● What is required: Search the records below for the word "efter", then return every line where it appears.

(Data about app and page elements)

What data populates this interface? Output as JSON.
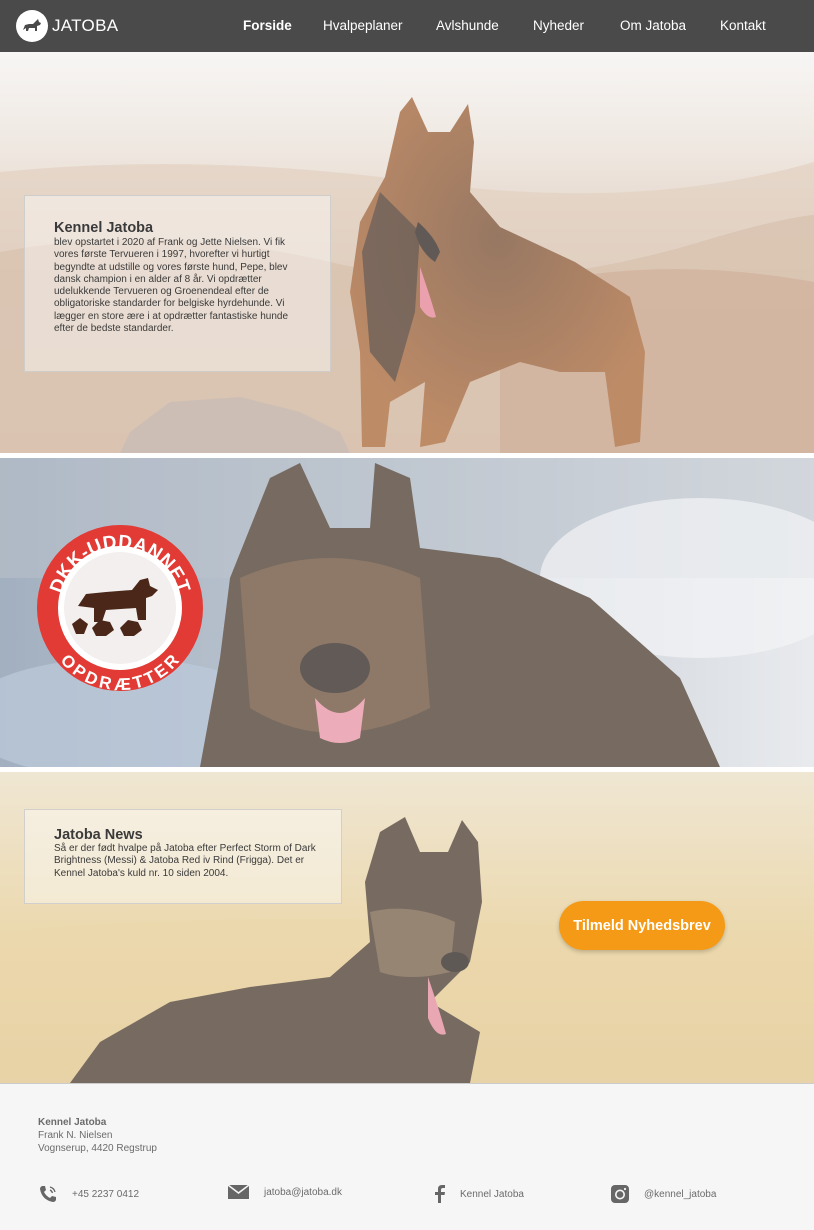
{
  "nav": {
    "brand": "JATOBA",
    "items": [
      "Forside",
      "Hvalpeplaner",
      "Avlshunde",
      "Nyheder",
      "Om Jatoba",
      "Kontakt"
    ],
    "active": "Forside"
  },
  "intro": {
    "title": "Kennel Jatoba",
    "text": "blev opstartet i 2020 af Frank og Jette Nielsen. Vi fik vores første Tervueren i 1997, hvorefter vi hurtigt begyndte at udstille og vores første hund, Pepe, blev dansk champion i en alder af 8 år. Vi opdrætter udelukkende Tervueren og Groenendeal efter de obligatoriske standarder for belgiske hyrdehunde. Vi lægger en store ære i at opdrætter fantastiske hunde efter de bedste standarder."
  },
  "badge": {
    "top_text": "DKK-UDDANNET",
    "bottom_text": "OPDRÆTTER"
  },
  "news": {
    "title": "Jatoba News",
    "text": "Så er der født hvalpe på Jatoba efter Perfect Storm of Dark Brightness (Messi) & Jatoba Red iv Rind (Frigga). Det er Kennel Jatoba's kuld nr. 10 siden 2004.",
    "cta_label": "Tilmeld Nyhedsbrev"
  },
  "footer": {
    "name": "Kennel Jatoba",
    "owner": "Frank N. Nielsen",
    "address": "Vognserup, 4420 Regstrup",
    "phone": "+45 2237 0412",
    "email": "jatoba@jatoba.dk",
    "facebook": "Kennel Jatoba",
    "instagram": "@kennel_jatoba"
  },
  "icons": {
    "logo": "dog-logo-icon",
    "phone": "phone-icon",
    "email": "envelope-icon",
    "facebook": "facebook-icon",
    "instagram": "instagram-icon"
  },
  "colors": {
    "nav_bg": "#4a4a4a",
    "cta": "#f59a17",
    "badge_red": "#e23a34",
    "footer_bg": "#f6f6f6"
  }
}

● Task response:
    "text": "blev opstartet i 2020 af Frank og Jette Nielsen. Vi fik vores første Tervueren i 1997, hvorefter vi hurtigt begyndte at udstille og vores første hund, Pepe, blev dansk champion i en alder af 8 år. Vi opdrætter udelukkende Tervueren og Groenendeal efter de obligatoriske standarder for belgiske hyrdehunde. Vi lægger en store ære i at opdrætter fantastiske hunde efter de bedste standarder."
    "text": "Så er der født hvalpe på Jatoba efter Perfect Storm of Dark Brightness (Messi) & Jatoba Red iv Rind (Frigga). Det er Kennel Jatoba's kuld nr. 10 siden 2004.",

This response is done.